Anesthesiology was everything I expected residency to be and everything my old surgery program was not. The work was intellectually stimulating. The attendings actually seemed to care about the well being of the residents. The idea of getting breakfast and lunch breaks was a revelation. The other residents felt more like my kindred spirits, not competition ready to pounce at the slightest stumble. And of course anesthesiology residency allowed a much saner lifestyle. While the other anesthesia residents complained about taking five calls a month, I reveled in the luxury of having three of every four weekends off. Slowly I regained the self confidence I had lost after years of humiliation and abuse. I could see that I was not a worthless piece of human excrement.

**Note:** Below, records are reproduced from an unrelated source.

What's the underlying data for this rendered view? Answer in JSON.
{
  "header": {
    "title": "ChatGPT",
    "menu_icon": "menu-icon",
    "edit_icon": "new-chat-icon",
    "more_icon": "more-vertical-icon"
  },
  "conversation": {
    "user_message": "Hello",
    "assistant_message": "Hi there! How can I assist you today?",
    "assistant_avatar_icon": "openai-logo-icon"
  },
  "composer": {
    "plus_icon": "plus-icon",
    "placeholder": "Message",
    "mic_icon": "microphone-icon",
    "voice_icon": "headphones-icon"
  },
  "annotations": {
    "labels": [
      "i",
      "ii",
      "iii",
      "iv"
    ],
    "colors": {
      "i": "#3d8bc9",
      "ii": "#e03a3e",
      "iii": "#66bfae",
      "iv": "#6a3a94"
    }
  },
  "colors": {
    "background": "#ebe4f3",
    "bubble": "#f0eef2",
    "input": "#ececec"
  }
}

Nobody is perfect and anesthesia attendings didn't make me feel like s*** if I had a difficult day. I was finally able to enjoy living in Southern California, something I didn't have a chance to do in the years holed up in the hospital before. I went to the beach without concerns about how my patients were doing in the ICU or dreading another call the next day. I lost 30 pounds by the time I finished anesthesiology training. Life was good at last.

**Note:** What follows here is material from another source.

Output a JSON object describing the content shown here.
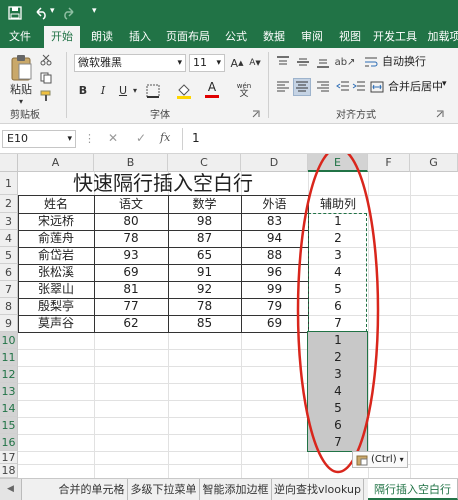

All those years of surgical training were not in vain. I had already placed hundreds of central lines and arterial lines as a surgeon so those presented no problems for me at all in anesthesia. I once impressed an attending when I was able to use a long alyce clamp to retrieve a broken tooth during an intubation (not my intubation). The one procedure I needed the most practice on was starting an IV. Never had to start one in surgery; either the nurse did it or we put in a central line.

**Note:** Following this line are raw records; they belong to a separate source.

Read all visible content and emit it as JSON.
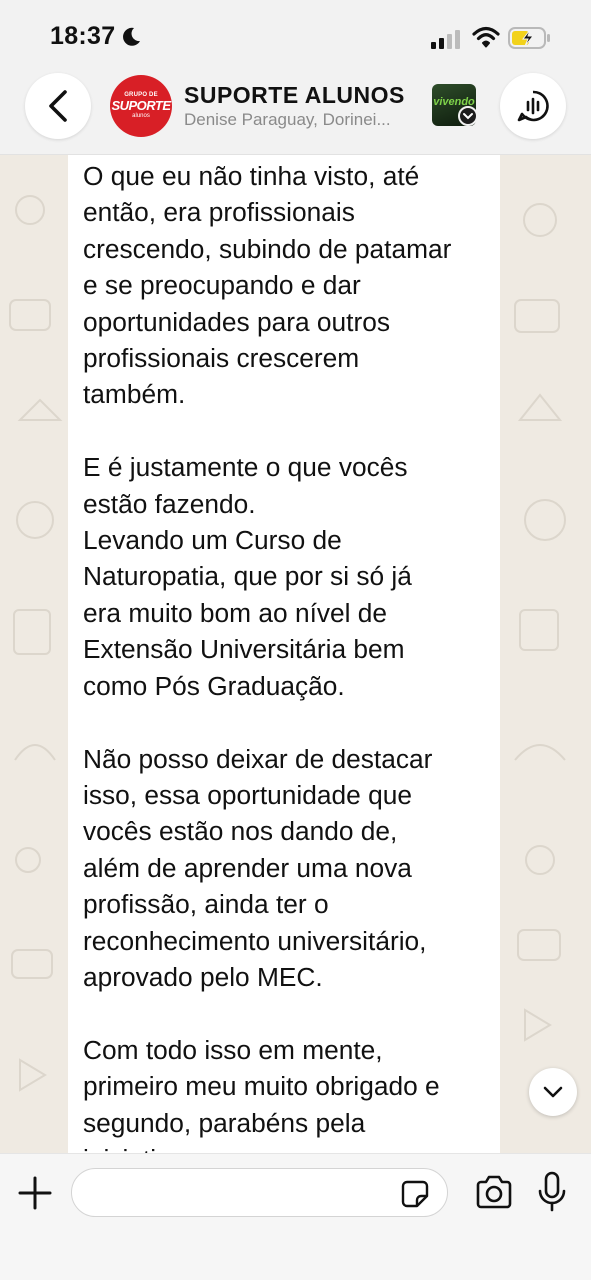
{
  "status_bar": {
    "time": "18:37"
  },
  "header": {
    "back_icon": "chevron-left-icon",
    "avatar_text": {
      "top": "GRUPO DE",
      "mid": "SUPORTE",
      "bottom": "alunos"
    },
    "title": "SUPORTE ALUNOS",
    "subtitle": "Denise Paraguay, Dorinei...",
    "thumbnail_text": "vivendo",
    "call_icon": "group-call-icon"
  },
  "message": {
    "text": "O que eu não tinha visto, até\nentão, era profissionais\ncrescendo, subindo de patamar\ne se preocupando e dar\noportunidades para outros\nprofissionais crescerem\ntambém.\n\nE é justamente o que vocês\nestão fazendo.\nLevando um Curso de\nNaturopatia, que por si só já\nera muito bom ao nível de\nExtensão Universitária bem\ncomo Pós Graduação.\n\nNão posso deixar de destacar\nisso, essa oportunidade que\nvocês estão nos dando de,\nalém de aprender uma nova\nprofissão, ainda ter o\nreconhecimento universitário,\naprovado pelo MEC.\n\nCom todo isso em mente,\nprimeiro meu muito obrigado e\nsegundo, parabéns pela\niniciativa."
  },
  "input_bar": {
    "placeholder": "",
    "icons": [
      "plus-icon",
      "sticker-icon",
      "camera-icon",
      "microphone-icon"
    ]
  },
  "colors": {
    "wallpaper": "#efeae2",
    "bubble": "#ffffff",
    "avatar_red": "#d81f26",
    "bar": "#f2f2f2"
  }
}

I found that about 70% of my experiences in surgery were applicable to anesthesiology. The main things I had to brush up on ironically were all the different chronic disease processes an anesthesiologist is likely to encounter in preop. But that's okay because we only need to take care of these maladies for the duration of the case. Anesthesiologists don't have to follow the course of the illness for the patient's entire life, or even the duration of the hospital stay. Once the patient makes it safely out of the PACU the problems were no longer mine to deal with.
This is of course the main attraction of anesthesiology. At the end of the day, when the patients are safely out of surgery, I can turn off my pager and go home to enjoy time with my family. There is no need to worry about how my fifteen patients are doing in the hospital. I don't get awakened at 3:00 AM because somebody on the floor needs a sleeping pill, or my patient in the ICU is suddenly desaturating. I am not tethered to the hospital or the answering service. I can enjoy life without fear of getting called back to the hospital for an emergency. Freedom of mind far exceeds the so called prestige of being a surgeon.
So that is my story of why I chose anesthesiology as a career. I entered a dark tunnel in search of surgical glory and emerged into the light as an anesthesiology professional. Yes surgery was fun, but there is more to life than the hospital. I give kudos to doctors who can tolerate such a work environment but I belatedly realized that was not for me. I have now been in practice for nearly a decade and love my job more than ever. I make a decent salary and have a devoted family I can go home to every night. Hopefully the medical career you choose will be more straightforward than my circuitous path but ultimately you have to be satisfied both professionally and personally with your choice. It's alright to start over if you decide you went down the wrong road; there is no shame in realizing you made the wrong career decision. In the end it doesn't matter if you trained at a "prestigious" training program or authored fifty papers or make half a million dollars a year. If you can find job satisfaction, that is all that matters.